“It has been a well-worn truism,” said the Times, “that our human race are a feeble folk before the infinite latent forces which surround us. From the prophets of old and from the philosophers of our own time the same message and warning have reached us. But, like all oft-repeated truths, it has in time lost something of its actuality and cogency. A lesson, an actual experience, was needed to bring it home. It is from that salutory but terrible ordeal that we have just emerged, with minds which are still stunned by the suddenness of the blow and with spirits which are chastened by the realization of our own limitations and impotence. The world has paid a fearful price for its schooling. Hardly yet have we learned the full tale of disaster, but the destruction by fire of New York, of Orleans, and of Brighton constitutes in itself one of the greatest tragedies in the history of our race. When the account of the railway and shipping accidents has been completed, it will furnish grim reading, although there is evidence to show that in the vast majority of cases the drivers of trains and engineers of steamers succeeded in shutting off their motive power before succumbing to the poison. But the material damage, enormous as it is both in life and in property, is not the consideration which will be uppermost in our minds to-day. All this may in time be forgotten. But what will not be forgotten, and what will and should continue to obsess our imaginations, is this revelation of the possibilities of the universe, this destruction of our ignorant self-complacency, and this demonstration of how narrow is the path of our material existence and what abysses may lie upon either side of it. Solemnity and humility are at the base of all our emotions to-day. May they be the foundations upon which a more earnest and reverent race may build a more worthy temple.”

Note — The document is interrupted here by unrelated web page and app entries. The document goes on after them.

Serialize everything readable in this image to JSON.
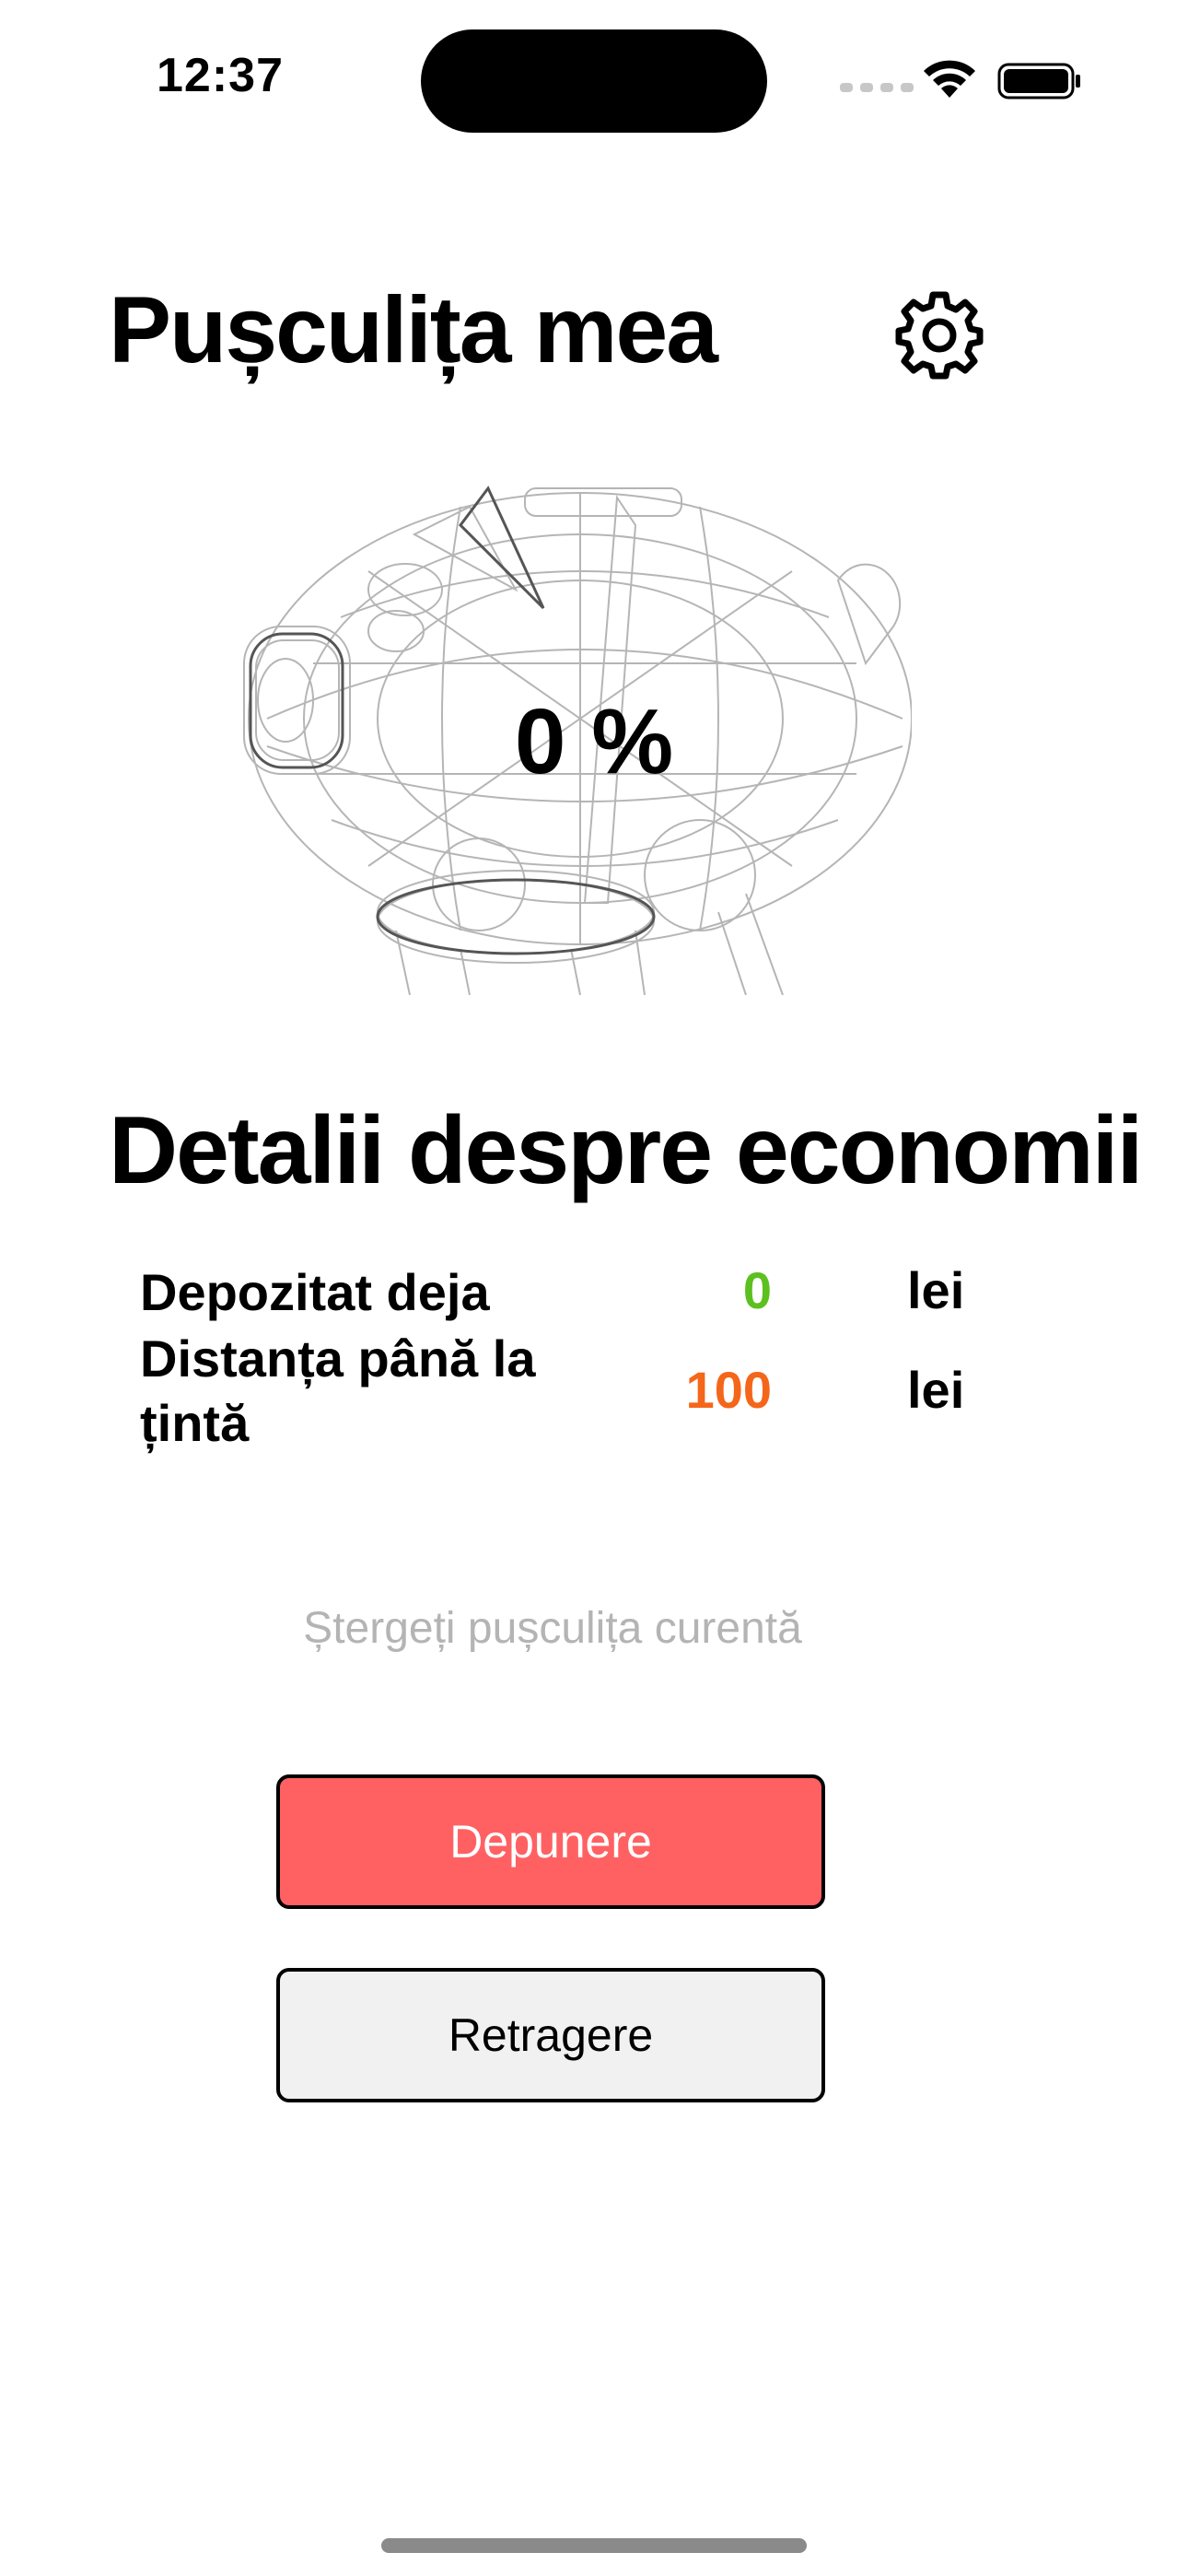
{
  "status_bar": {
    "time": "12:37"
  },
  "header": {
    "title": "Pușculița mea",
    "settings_icon": "gear-icon"
  },
  "piggy": {
    "progress_text": "0 %",
    "progress_fraction": 0
  },
  "details": {
    "title": "Detalii despre economii",
    "rows": [
      {
        "label": "Depozitat deja",
        "value": "0",
        "unit": "lei",
        "value_color": "#5cc01f"
      },
      {
        "label": "Distanța până la țintă",
        "value": "100",
        "unit": "lei",
        "value_color": "#f4661a"
      }
    ]
  },
  "actions": {
    "delete_label": "Ștergeți pușculița curentă",
    "deposit_label": "Depunere",
    "withdraw_label": "Retragere"
  },
  "colors": {
    "deposit_button": "#ff6163",
    "withdraw_button": "#f1f1f1",
    "delete_link": "#b4b4b4"
  }
}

RADIUM AGE SCIENCE FICTION: “Radium Age” is HILOBROW’s name for the 1904–33 era, which saw the discovery of radioactivity, the revelation that matter itself is constantly in movement — a fitting metaphor for the first decades of the 20th century, during which old scientific, religious, political, and social certainties were shattered. This era also saw the publication of genre-shattering writing by Edgar Rice Burroughs, Sax Rohmer, E.E. “Doc” Smith, Jack London, Arthur Conan Doyle, Aldous Huxley, Olaf Stapledon, Karel Čapek, H.P. Lovecraft, Charlotte Perkins Gilman, Yevgeny Zamyatin, Philip Gordon Wylie, and other pioneers of post-Verne/Wells, pre-Golden Age “science fiction.” More info here.
HILOBOOKS: The mission of HiLoBooks is to serialize novels on HiLobrow; and also, as of 2012, operating as an imprint of Richard Nash’s Cursor, to reissue Radium Age science fiction in beautiful new print editions. So far, we have published Jack London’s The Scarlet Plague, Rudyard Kipling’s With the Night Mail (and “As Easy as A.B.C.”), Arthur Conan Doyle’s The Poison Belt, H. Rider Haggard’s When the World Shook, Edward Shanks’s The People of the Ruins, William Hope Hodgson’s The Night Land, and J.D. Beresford’s Goslings. Forthcoming: E.V. Odle’s The Clockwork Man, Cicely Hamilton’s Theodore Savage, and Muriel Jaeger’s The Man with Six Senses. For more information, visit the HiLoBooks homepage.
ORIGINAL FICTION: HILOBROW has serialized three novels: James Parker’s The Ballad of Cocky The Fox (“a proof-of-concept that serialization can work on the Internet” — The Atlantic) and Karinne Keithley Syers’s Linda Linda Linda. We also publish original stories and comics.